Vector-borne diseases continue to plague the Caribbean

The number of vector-borne diseases acquired in the U.S. more than doubled between 2004 and 2016, the U.S. Centers for Disease Control and Prevention recently reported. But what does the future hold? Two studies published recently by University of Florida faculty members at the Emerging Pathogens Institute provide insight into this question, based on research conducted in Haiti.

A major concern has been a mosquito-transmitted virus called chikungunya, which causes fever and severe joint pain. This virus was responsible for epidemics in the Caribbean in 2014, and spread into South Florida, where there were over 400 travel-associated cases and close to a dozen patients infected by Florida mosquitos.

Sarah White, Ph.D., a postdoctoral associate in the
UF College of Public Health and Health Professions’
department of environmental and global health
and an associate member of the Emerging Pathogens Institute

Spread outside of South Florida was limited in part because the mosquito responsible for transmitting the disease in 2014, named Aedes aegypti, had a limited range. However, a study published May 10 in the journal PLOS One reports that a new “American strain’’ of chikungunya has now been identified in mosquitos in Haiti. Furthermore, it can be transmitted by other mosquitoes, including the Aedes albopictus, also known as the Asian tiger mosquito, which is found much further north in Florida and in other parts of the southern United States.

So far, this new chikungunya strain has not been identified in the United States. However, should it make it into this country, there is greater potential for the spread of the disease than was seen in 2014.
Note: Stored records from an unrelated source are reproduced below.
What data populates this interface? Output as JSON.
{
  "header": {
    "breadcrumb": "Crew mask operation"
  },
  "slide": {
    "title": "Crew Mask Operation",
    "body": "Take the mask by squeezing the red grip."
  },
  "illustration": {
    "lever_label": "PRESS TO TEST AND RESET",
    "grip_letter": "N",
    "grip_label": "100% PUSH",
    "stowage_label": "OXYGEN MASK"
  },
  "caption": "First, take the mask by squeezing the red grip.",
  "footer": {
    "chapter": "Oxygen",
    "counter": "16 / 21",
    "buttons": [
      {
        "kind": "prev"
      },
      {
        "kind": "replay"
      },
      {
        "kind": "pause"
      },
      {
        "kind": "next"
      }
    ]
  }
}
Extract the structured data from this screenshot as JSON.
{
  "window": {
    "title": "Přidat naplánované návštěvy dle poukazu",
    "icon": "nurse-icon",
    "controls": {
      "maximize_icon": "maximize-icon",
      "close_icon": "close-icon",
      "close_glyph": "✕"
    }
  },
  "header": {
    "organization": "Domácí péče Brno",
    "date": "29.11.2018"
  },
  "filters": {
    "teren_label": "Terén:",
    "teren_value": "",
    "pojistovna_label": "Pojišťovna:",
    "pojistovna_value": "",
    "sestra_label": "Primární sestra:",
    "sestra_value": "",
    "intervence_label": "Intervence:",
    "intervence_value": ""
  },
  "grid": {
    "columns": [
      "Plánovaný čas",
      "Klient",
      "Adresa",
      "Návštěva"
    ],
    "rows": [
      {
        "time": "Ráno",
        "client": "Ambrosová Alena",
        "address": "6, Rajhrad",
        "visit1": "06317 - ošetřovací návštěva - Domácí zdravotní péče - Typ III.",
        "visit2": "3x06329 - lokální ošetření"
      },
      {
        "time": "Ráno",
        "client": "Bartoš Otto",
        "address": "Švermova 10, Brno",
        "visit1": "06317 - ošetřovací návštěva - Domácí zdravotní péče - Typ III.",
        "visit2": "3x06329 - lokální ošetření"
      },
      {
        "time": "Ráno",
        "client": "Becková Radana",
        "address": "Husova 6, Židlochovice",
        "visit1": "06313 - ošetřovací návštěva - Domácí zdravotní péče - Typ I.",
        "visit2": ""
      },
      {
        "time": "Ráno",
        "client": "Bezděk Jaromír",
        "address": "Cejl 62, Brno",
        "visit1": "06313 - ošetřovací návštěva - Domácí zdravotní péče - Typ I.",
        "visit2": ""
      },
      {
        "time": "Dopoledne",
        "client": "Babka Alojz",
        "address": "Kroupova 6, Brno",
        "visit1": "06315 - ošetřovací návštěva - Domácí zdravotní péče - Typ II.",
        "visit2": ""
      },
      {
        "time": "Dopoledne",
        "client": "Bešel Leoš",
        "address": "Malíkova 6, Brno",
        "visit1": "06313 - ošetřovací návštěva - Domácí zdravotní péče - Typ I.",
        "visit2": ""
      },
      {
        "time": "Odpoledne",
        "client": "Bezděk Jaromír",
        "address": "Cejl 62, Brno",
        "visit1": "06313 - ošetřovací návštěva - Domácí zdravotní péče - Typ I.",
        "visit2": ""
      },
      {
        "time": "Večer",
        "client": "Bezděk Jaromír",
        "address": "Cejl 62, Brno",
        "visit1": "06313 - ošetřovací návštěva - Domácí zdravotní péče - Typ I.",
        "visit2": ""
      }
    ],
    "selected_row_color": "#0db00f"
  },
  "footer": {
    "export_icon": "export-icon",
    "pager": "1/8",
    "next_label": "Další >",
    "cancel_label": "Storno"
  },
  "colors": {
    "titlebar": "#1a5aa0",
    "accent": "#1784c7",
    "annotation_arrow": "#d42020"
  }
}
In a second study, also published in PLOS One, UF investigators found evidence that around 10 percent of patients infected with chikungunya in Haiti had a simultaneous infection with a second mosquito-transmitted virus. In six instances, patients were found to have been infected with both chikungunya and Zika viruses, with genetic studies raising the possibility that the two viruses were transmitted by the same mosquito. These viruses were also among the first isolated in the Americas, raising questions about possible interactions among various viruses.

“Patterns of chikungunya fever outbreaks can cycle,” said Sarah White, Ph.D., a postdoctoral associate in the UF College of Public Health and Health Professions’ department of environmental and global health. White, who is the lead author on both papers, added, “These findings raise questions about the potential for the reemergence of chikungunya virus in our hemisphere.”

These studies underscore the importance of disease and mosquito surveillance in understanding the risk of the spread of diseases carried by mosquitoes, which have the potential to spread into the United States, White said.

“At a basic level, the best prevention method is to avoid mosquito bites by wearing protective clothing and bug repellent,” she said.